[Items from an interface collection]
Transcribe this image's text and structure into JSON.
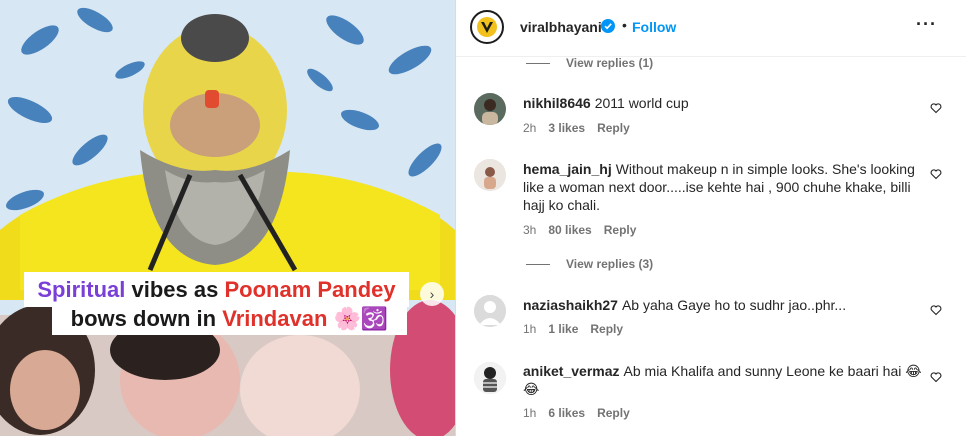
{
  "post": {
    "caption_line1_word1": "Spiritual",
    "caption_line1_word2": "vibes as",
    "caption_line1_word3": "Poonam Pandey",
    "caption_line2_word1": "bows down in",
    "caption_line2_word2": "Vrindavan",
    "caption_emojis": "🌸🕉️"
  },
  "header": {
    "username": "viralbhayani",
    "separator": "•",
    "follow_label": "Follow",
    "more_label": "···"
  },
  "comments": {
    "top_view_replies": "View replies (1)",
    "items": [
      {
        "username": "nikhil8646",
        "text": "2011 world cup",
        "time": "2h",
        "likes": "3 likes",
        "reply": "Reply"
      },
      {
        "username": "hema_jain_hj",
        "text": "Without makeup n in simple looks. She's looking like a woman next door.....ise kehte hai , 900 chuhe khake, billi hajj ko chali.",
        "time": "3h",
        "likes": "80 likes",
        "reply": "Reply",
        "view_replies": "View replies (3)"
      },
      {
        "username": "naziashaikh27",
        "text": "Ab yaha Gaye ho to sudhr jao..phr...",
        "time": "1h",
        "likes": "1 like",
        "reply": "Reply"
      },
      {
        "username": "aniket_vermaz",
        "text": "Ab mia Khalifa and sunny Leone ke baari hai 😂😂",
        "time": "1h",
        "likes": "6 likes",
        "reply": "Reply"
      }
    ]
  }
}
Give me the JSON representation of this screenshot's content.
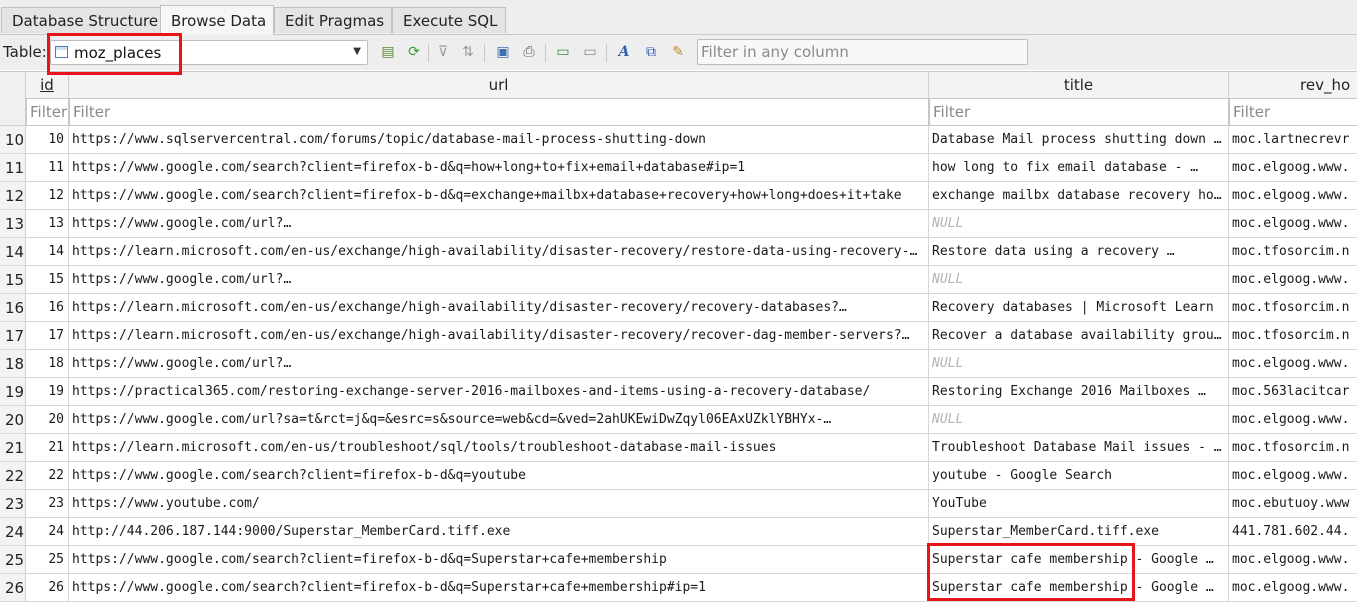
{
  "tabs": [
    "Database Structure",
    "Browse Data",
    "Edit Pragmas",
    "Execute SQL"
  ],
  "toolbar": {
    "table_label": "Table:",
    "table_value": "moz_places",
    "filter_placeholder": "Filter in any column",
    "icons": [
      "open-table-icon",
      "refresh-icon",
      "clear-filters-icon",
      "sort-icon",
      "save-table-icon",
      "print-icon",
      "insert-record-icon",
      "delete-record-icon",
      "text-format-icon",
      "encoding-icon",
      "settings-icon"
    ]
  },
  "columns": [
    "id",
    "url",
    "title",
    "rev_ho"
  ],
  "filter_placeholder": "Filter",
  "null_text": "NULL",
  "rows": [
    {
      "rownum": "10",
      "id": "10",
      "url": "https://www.sqlservercentral.com/forums/topic/database-mail-process-shutting-down",
      "title": "Database Mail process shutting down …",
      "rev_host": "moc.lartnecrevr"
    },
    {
      "rownum": "11",
      "id": "11",
      "url": "https://www.google.com/search?client=firefox-b-d&q=how+long+to+fix+email+database#ip=1",
      "title": "how long to fix email database - …",
      "rev_host": "moc.elgoog.www."
    },
    {
      "rownum": "12",
      "id": "12",
      "url": "https://www.google.com/search?client=firefox-b-d&q=exchange+mailbx+database+recovery+how+long+does+it+take",
      "title": "exchange mailbx database recovery ho…",
      "rev_host": "moc.elgoog.www."
    },
    {
      "rownum": "13",
      "id": "13",
      "url": "https://www.google.com/url?…",
      "title": "NULL",
      "rev_host": "moc.elgoog.www."
    },
    {
      "rownum": "14",
      "id": "14",
      "url": "https://learn.microsoft.com/en-us/exchange/high-availability/disaster-recovery/restore-data-using-recovery-…",
      "title": "Restore data using a recovery …",
      "rev_host": "moc.tfosorcim.n"
    },
    {
      "rownum": "15",
      "id": "15",
      "url": "https://www.google.com/url?…",
      "title": "NULL",
      "rev_host": "moc.elgoog.www."
    },
    {
      "rownum": "16",
      "id": "16",
      "url": "https://learn.microsoft.com/en-us/exchange/high-availability/disaster-recovery/recovery-databases?…",
      "title": "Recovery databases | Microsoft Learn",
      "rev_host": "moc.tfosorcim.n"
    },
    {
      "rownum": "17",
      "id": "17",
      "url": "https://learn.microsoft.com/en-us/exchange/high-availability/disaster-recovery/recover-dag-member-servers?…",
      "title": "Recover a database availability grou…",
      "rev_host": "moc.tfosorcim.n"
    },
    {
      "rownum": "18",
      "id": "18",
      "url": "https://www.google.com/url?…",
      "title": "NULL",
      "rev_host": "moc.elgoog.www."
    },
    {
      "rownum": "19",
      "id": "19",
      "url": "https://practical365.com/restoring-exchange-server-2016-mailboxes-and-items-using-a-recovery-database/",
      "title": "Restoring Exchange 2016 Mailboxes …",
      "rev_host": "moc.563lacitcar"
    },
    {
      "rownum": "20",
      "id": "20",
      "url": "https://www.google.com/url?sa=t&rct=j&q=&esrc=s&source=web&cd=&ved=2ahUKEwiDwZqyl06EAxUZklYBHYx-…",
      "title": "NULL",
      "rev_host": "moc.elgoog.www."
    },
    {
      "rownum": "21",
      "id": "21",
      "url": "https://learn.microsoft.com/en-us/troubleshoot/sql/tools/troubleshoot-database-mail-issues",
      "title": "Troubleshoot Database Mail issues - …",
      "rev_host": "moc.tfosorcim.n"
    },
    {
      "rownum": "22",
      "id": "22",
      "url": "https://www.google.com/search?client=firefox-b-d&q=youtube",
      "title": "youtube - Google Search",
      "rev_host": "moc.elgoog.www."
    },
    {
      "rownum": "23",
      "id": "23",
      "url": "https://www.youtube.com/",
      "title": "YouTube",
      "rev_host": "moc.ebutuoy.www"
    },
    {
      "rownum": "24",
      "id": "24",
      "url": "http://44.206.187.144:9000/Superstar_MemberCard.tiff.exe",
      "title": "Superstar_MemberCard.tiff.exe",
      "rev_host": "441.781.602.44."
    },
    {
      "rownum": "25",
      "id": "25",
      "url": "https://www.google.com/search?client=firefox-b-d&q=Superstar+cafe+membership",
      "title": "Superstar cafe membership - Google …",
      "rev_host": "moc.elgoog.www."
    },
    {
      "rownum": "26",
      "id": "26",
      "url": "https://www.google.com/search?client=firefox-b-d&q=Superstar+cafe+membership#ip=1",
      "title": "Superstar cafe membership - Google …",
      "rev_host": "moc.elgoog.www."
    }
  ],
  "colors": {
    "highlight": "#e8141c"
  }
}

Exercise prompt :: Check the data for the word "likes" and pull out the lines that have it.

Finished exercise ::
        "likes": "3 likes",
        "likes": "80 likes",
        "likes": "1 like",
        "likes": "6 likes",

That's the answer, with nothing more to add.